Skip to main content

Toilet paper for smartphones? The Japanese already use it!

And as J-AX sang last summer ... "the iphone has taken the place of a part of the body and in fact is competing to see who has it bigger" and ... from today in Japan even cleaner!

It was evident that the iPhone had long since become a part of the body, but who could have imagined that soon it would have the privilege of a roll of ad hoc toilet paper ?!

Well yes! The first toilet paper rolls for smartphones were recently installed in the bathrooms of Narita International Airport, near Tokyo, Japan, as a marketing initiative of the telephone operator NTT Docomo, famous for the first emojis.

These mini rolls to clean smartphone screens have been placed next to standard toilet paper and show in English, as well as a welcome message to Japan, not only the instructions for use, which recommend cleaning the device often, but also the indications to access the WI-FI network inside the airport.

This news will surely make you smile and to many it will seem a somewhat bizarre publicity stunt but, once again, Japan must be given its merits.

The advertising creators of this campaign explained that the initiative was born in response to the disturbing results that emerged from various scientific studies that reveal the presence on the 80% smartphone of the most common human bacteria, a percentage even higher, by as much as 5 times, than that detected by a toilet seat.

In short, the smartphone as well as being the most used device in the world, is also the most "dirty" device, a receptacle for microbes and bacteria.

What the creators of this advertising campaign are hoping for is that frequent screen cleaning of germs becomes a good habit.
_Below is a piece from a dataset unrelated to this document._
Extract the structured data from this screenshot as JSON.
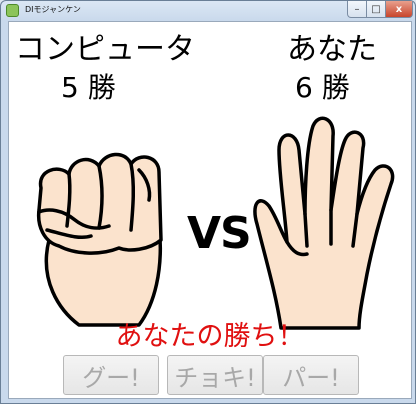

But why were these mini rolls placed right in the toilet cubicles?

The statistics showed that smartphones are touched, on average, about 150 times during the day, even in the most intimate moments, such as while sitting on the toilet in the bathroom, to text, make calls or play.

In these situations, cleaning the display of your device would be good practice.

After all, what is the point of trying to open the doors of public toilets by pressing your elbow on the handle if you then pick up your smartphone without any hesitation ?!

This technological and educational reinterpretation of toilet paper seems to have been liked and appreciated by many tourists in Japan.

Whether this operation will cross the borders of Japan we do not know yet, what is certain is that it is enjoying strong international visibility and that some other company will probably use this extravagant idea as a means of advertising.